## Problem:
Look through the entries that follow and return each line that has the string "structured".

* * * *

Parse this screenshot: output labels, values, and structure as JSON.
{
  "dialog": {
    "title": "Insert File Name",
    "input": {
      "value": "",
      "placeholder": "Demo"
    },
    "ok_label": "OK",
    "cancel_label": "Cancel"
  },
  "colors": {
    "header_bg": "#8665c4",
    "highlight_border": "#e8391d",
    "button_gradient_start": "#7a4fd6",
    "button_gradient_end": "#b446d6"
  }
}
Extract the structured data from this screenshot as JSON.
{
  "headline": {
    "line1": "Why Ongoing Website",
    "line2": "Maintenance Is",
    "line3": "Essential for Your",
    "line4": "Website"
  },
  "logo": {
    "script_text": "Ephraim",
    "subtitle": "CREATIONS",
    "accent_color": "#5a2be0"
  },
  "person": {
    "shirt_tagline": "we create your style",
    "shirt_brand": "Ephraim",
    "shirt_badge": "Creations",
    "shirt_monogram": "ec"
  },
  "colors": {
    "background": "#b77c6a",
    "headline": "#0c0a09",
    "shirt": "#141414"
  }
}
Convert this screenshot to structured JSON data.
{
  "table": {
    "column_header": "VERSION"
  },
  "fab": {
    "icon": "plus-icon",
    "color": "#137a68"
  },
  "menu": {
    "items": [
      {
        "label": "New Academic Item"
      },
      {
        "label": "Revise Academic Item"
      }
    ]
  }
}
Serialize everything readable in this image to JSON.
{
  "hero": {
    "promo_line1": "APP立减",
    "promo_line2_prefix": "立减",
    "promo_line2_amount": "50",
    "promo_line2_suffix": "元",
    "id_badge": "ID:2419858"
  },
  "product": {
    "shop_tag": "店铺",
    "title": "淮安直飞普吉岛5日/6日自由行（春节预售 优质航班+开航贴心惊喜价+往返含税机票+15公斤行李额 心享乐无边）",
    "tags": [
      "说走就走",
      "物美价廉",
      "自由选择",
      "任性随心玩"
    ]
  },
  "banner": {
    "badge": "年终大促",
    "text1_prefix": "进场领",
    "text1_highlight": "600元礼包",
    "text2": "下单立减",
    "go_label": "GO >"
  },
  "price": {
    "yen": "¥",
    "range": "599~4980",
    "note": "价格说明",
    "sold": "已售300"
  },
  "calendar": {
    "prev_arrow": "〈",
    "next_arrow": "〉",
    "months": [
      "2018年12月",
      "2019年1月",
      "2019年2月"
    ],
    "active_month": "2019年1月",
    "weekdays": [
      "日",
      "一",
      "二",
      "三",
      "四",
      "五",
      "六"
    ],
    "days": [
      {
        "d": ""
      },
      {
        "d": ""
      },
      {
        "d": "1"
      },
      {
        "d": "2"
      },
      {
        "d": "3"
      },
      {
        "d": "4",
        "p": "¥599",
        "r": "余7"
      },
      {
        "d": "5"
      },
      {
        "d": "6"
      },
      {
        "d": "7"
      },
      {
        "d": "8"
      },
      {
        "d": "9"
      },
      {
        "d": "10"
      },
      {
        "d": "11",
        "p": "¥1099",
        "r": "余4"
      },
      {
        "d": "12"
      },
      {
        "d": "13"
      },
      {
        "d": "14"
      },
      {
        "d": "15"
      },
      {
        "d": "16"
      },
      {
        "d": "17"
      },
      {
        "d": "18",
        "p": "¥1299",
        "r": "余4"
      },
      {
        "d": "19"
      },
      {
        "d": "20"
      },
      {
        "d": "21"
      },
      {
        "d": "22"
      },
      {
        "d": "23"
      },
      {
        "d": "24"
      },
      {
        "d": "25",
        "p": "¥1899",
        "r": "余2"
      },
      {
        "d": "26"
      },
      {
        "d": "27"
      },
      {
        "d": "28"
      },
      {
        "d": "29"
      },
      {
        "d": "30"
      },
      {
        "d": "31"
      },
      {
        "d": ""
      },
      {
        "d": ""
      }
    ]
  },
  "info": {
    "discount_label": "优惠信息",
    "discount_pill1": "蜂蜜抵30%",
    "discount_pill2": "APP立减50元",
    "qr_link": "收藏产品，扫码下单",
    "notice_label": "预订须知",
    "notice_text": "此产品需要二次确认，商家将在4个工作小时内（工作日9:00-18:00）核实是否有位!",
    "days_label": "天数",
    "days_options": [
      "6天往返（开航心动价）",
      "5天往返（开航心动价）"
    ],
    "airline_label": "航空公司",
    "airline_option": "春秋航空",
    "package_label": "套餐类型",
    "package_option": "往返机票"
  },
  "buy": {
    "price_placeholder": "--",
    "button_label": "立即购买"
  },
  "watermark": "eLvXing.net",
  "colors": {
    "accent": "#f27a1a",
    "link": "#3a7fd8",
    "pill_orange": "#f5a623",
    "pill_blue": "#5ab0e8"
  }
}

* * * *

## Answer section:
Extract the structured data from this screenshot as JSON.
Convert this screenshot to structured JSON data.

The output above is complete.